Atkins invites spectators into a sense of playfulness and joy in his large works. Each piece is around 70×90 inches and, in person, draws you into the colors and shapes. Symbols create sweeping gestures of emotion. In “Come, Sing Hallelujah, figures have their arms raised, crossing over each other to create a sense of connection. Behind them, a circular shape the color of a golden morning sunrise seems to impart its hue on the spectrum of colors throughout the image.

Being There Victor Atkins

Being There

“Being There” layers blues and purples with bright yellow and orange. A blue spiral in the center is surrounded by two figures arching toward each other. They are framed by the curving shapes of a ladder and a door. Woven into the chaotic red, yellow, and green lines, the spiral and shades of blue throughout are a calm settling over and inside the frenzy.

It seems that Atkins has returned to the darkness that he witnessed at Rockaway Beach, and art is again a light. This time it isn’t an escape born from his own abilities, but a conscious decision to let the inspiration of spiritual wholeness fill his canvases. He sees the spiritual communion of painting as, “committing beauty back to the source of beauty.”

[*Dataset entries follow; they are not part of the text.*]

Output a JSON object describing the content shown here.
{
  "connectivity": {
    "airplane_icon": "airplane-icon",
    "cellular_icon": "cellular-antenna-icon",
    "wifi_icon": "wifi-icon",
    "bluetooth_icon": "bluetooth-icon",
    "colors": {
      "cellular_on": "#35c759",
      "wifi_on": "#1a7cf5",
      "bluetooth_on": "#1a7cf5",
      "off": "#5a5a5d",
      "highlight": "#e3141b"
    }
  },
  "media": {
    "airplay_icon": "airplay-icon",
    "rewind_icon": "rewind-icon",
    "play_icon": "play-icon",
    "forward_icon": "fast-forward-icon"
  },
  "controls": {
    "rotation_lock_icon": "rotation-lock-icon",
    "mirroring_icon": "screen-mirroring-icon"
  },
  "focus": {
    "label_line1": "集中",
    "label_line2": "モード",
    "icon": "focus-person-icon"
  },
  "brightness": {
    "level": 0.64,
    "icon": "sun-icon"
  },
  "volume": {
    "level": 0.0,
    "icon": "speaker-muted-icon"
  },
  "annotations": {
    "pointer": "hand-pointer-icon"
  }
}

He is currently experimenting with the idea of creating an interactive installation using sound and sculpture also inspired by Kensington. While Atkins isn’t sure about what shape these ideas will take, he is ambitious and, most of all, inspired. He says that the spiritual engagement in his approach to art allows “things that I think I’m not capable of doing happen.”

victor-atkins.com